Alumni Profile: Saida Caballero, ’05

Read time: 4 minutes

Major/degree: Bachelor of Science, Astronomy

Home state/country: Born in Puerto Rico, raised in Florida

Current state/country: Sheffield, England

Why did you originally decide to study at Michigan?

My sister had gone to Michigan to get her master’s degree in education. I was fortunate enough to be accepted to all of the schools I applied to, and when it came time to make a decision, Michigan was very proactive in helping me be able to afford tuition. The more I learned about Michigan, the more excited I became.

I always wanted to study astronomy, and Michigan has a great program. As an undergrad, I got to do so much, and I realize now that not everywhere allows students to experience so much at a young age. To this day, a lot of experiences I bring to my professional career stem back to my time at Michigan.

I never expected to leave Florida. Several of my siblings went to school in Florida, and in my mind, I was thinking that’s where I would end up. When it became clear that I would be able to afford to go to Michigan because of financial support, it was really exciting for me.

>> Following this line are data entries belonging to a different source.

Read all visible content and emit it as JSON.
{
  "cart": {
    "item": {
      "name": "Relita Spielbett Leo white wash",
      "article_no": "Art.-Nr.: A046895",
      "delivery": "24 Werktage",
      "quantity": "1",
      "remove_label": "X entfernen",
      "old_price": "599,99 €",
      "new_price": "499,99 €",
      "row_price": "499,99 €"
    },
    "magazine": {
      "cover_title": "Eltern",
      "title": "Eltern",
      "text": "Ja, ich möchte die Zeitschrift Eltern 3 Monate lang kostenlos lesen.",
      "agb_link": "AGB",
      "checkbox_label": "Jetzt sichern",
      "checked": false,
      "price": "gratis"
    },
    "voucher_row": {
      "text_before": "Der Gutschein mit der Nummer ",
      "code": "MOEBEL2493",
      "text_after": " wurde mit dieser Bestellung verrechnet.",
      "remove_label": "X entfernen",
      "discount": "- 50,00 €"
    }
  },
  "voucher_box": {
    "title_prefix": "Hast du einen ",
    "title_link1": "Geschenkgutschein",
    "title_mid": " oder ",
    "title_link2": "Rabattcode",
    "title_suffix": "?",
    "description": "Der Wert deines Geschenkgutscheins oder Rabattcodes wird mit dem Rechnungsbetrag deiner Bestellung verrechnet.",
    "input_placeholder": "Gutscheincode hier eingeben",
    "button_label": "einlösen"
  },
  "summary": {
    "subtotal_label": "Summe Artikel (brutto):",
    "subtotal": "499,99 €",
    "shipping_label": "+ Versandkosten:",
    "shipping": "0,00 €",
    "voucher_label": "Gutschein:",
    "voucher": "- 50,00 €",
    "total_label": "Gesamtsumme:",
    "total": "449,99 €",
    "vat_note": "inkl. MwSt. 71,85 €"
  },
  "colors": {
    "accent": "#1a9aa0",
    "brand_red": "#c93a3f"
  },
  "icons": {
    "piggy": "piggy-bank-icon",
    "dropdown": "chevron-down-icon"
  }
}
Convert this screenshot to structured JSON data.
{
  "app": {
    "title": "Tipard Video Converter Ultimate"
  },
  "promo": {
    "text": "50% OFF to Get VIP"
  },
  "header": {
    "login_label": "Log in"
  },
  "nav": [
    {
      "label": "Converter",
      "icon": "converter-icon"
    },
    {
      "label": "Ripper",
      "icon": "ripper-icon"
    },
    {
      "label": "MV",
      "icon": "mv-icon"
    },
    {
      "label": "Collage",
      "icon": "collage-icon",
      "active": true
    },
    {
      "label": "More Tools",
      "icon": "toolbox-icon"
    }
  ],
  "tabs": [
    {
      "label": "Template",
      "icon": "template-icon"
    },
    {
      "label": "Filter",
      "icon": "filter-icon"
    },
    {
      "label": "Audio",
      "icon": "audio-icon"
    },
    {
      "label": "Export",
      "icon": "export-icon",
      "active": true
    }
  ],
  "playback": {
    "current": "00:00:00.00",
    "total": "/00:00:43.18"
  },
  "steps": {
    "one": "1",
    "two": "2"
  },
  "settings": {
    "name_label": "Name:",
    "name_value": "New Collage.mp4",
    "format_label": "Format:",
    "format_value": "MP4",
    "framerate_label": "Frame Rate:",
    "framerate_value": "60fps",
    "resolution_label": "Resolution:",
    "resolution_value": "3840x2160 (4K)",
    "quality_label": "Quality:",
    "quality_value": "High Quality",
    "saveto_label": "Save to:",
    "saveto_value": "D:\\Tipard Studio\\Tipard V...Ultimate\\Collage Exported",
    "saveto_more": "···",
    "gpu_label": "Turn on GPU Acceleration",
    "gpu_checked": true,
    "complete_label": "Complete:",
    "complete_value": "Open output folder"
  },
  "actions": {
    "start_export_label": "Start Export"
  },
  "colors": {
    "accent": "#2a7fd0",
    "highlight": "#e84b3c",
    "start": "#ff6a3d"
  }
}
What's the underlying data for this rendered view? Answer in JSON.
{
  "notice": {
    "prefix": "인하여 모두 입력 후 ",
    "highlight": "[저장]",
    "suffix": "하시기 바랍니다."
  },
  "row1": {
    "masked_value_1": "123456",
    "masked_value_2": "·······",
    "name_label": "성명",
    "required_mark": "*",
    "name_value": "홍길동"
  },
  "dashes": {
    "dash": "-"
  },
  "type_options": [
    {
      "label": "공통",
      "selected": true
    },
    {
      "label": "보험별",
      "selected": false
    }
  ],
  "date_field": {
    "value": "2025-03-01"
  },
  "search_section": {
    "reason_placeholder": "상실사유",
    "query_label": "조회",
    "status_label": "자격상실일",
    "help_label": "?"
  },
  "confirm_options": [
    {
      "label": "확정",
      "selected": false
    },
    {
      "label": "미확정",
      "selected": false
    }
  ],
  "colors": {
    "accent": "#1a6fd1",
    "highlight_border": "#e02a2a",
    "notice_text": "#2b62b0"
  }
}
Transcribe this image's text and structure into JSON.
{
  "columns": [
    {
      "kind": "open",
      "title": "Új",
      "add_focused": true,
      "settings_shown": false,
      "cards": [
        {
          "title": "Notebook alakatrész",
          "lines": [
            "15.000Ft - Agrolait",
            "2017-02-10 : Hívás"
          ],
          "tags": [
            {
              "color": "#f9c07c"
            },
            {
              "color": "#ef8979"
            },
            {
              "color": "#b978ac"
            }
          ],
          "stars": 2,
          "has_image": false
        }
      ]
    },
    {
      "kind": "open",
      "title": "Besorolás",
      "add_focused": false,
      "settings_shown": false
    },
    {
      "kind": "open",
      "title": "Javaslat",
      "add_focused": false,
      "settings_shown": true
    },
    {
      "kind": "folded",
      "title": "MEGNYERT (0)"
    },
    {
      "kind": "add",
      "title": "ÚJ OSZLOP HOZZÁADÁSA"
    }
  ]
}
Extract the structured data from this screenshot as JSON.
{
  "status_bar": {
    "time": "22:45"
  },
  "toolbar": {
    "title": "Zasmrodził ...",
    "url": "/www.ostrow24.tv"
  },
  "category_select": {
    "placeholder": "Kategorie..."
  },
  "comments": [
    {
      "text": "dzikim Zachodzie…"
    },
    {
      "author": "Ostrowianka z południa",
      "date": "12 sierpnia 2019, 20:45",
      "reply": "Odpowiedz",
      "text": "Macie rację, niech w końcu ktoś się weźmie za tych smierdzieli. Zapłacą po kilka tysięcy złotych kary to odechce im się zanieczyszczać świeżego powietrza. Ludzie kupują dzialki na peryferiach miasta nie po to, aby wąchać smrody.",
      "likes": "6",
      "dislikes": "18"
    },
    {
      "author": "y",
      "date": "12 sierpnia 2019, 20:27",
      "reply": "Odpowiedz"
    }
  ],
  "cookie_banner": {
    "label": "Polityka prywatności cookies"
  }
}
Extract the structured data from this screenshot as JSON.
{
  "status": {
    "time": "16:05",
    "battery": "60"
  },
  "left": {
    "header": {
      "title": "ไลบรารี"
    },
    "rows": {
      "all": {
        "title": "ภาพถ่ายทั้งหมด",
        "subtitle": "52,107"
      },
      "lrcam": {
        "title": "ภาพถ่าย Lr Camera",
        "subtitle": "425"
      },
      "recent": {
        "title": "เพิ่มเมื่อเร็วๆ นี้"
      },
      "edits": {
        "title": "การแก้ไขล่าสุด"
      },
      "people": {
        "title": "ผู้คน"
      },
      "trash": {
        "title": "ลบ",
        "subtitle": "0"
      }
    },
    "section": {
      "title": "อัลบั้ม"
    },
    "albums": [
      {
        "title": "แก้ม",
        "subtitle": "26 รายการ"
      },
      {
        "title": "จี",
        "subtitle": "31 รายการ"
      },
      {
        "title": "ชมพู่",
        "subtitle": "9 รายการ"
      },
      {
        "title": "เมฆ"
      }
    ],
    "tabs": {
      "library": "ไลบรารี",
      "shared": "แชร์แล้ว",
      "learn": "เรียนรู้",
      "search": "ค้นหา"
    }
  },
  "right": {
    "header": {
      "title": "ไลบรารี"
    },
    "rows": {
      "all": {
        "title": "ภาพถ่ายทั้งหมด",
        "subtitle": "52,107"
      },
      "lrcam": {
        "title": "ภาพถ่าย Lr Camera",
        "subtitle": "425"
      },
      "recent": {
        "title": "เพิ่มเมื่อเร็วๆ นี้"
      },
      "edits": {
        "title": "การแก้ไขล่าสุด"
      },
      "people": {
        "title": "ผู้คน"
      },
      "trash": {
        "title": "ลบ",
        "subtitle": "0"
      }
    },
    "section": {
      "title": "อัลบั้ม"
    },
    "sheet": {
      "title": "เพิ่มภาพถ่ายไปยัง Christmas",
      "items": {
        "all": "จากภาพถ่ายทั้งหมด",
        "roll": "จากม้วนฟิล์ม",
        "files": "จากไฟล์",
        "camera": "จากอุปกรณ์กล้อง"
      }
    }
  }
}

How did scholarship support impact your time at Michigan? What was your experience as a scholarship student like?

One of the scholarships I received actually allowed me to meet the people that donated to the scholarship fund, and I thought that was a fantastic experience, to meet the people that were helping me to pursue my education. I fully plan on giving back as much as I am able in order to give future students the same opportunity that I was given.

I come from a very humble background. I’ve always been in public schools and I have a public education. One of the things that I appreciate about Michigan is that I received a quality education, but I never felt out of place because I wasn’t from a more affluent background. But I was still able to experience so many things that I hadn’t previously been exposed to. I don’t know if I would have had the same experience if I would have gone somewhere else.

Have you been back to Ann Arbor since graduation? What are some memories you have of campus?

I’ve been back 2 or 3 times since I graduated. I spent a lot of my Friday nights at the observatory. I was part of the Student Astronomical Society, and we ran these open houses every two weeks. We got to use and run the planetarium, which I don’t think I would have that opportunity anywhere else, it was a great experience. I love that campus was a community in itself, and that beautiful places like the Arb exist right off of campus.

What ways have you found to keep in touch with the Michigan community while living outside of the US?

I never considered myself much of a sports fan before I was at Michigan, but now I still follow news on the football team to see how they are doing!

Are there any interesting projects that you’re currently working on in your personal or professional life?

I was hired to work on a project at the University of Sheffield that uses Hubble data to look at a cluster of stars in one of the smaller galaxies around the Milky Way. This cluster is a very bright bit of the galaxy, and up until the 1960’s, it was thought to be a star thousands of times the size of our sun. With better instrumentation, we were able to observe that there are actually a bunch of stars within this very bright dot—several hundred stars, in fact. What my team determined was that the brightest stars are still really massive, and the question became, are these really massive stars or more clusters of smaller stars? We don’t think there are stars that big in our galaxy, but there may be ones that big in other galaxies.

What was exciting about our results is that we have confirmation that these stars really are as big as we first believed them to be. We were the first group to do a mass estimate for them, around 2010. I’ll be continuing this research when I return to the States to teach.

You were recently nominated for the People en Español’s “25 Most Powerful Latina Women in 2016.” How did that come about?

We had a publication earlier this year on the results of our study, and a family friend that works for Telemundo saw the press release and mentioned it to the news anchor she works with, who is also Puerto Rican. The anchor, María Celeste Arrarás, had the opportunity to nominate me for the People en Español’s up-and-coming powerful Latina women. I was contacted about the nomination and spread the word to family and friends. There was a public poll and I ended up being the runner-up for that competition. It was very exciting to be nominated!

This content was produced by the Office of University Development.

Become a Member Today!

Your membership dollars allow us to tell stories that celebrate U-M alums’ achievements and their impact in the world. Support this work and get access to all Michigan Alum articles by joining today.

We use cookies to ensure you get the best experience on our website. By using this site, you accept our use of cookies.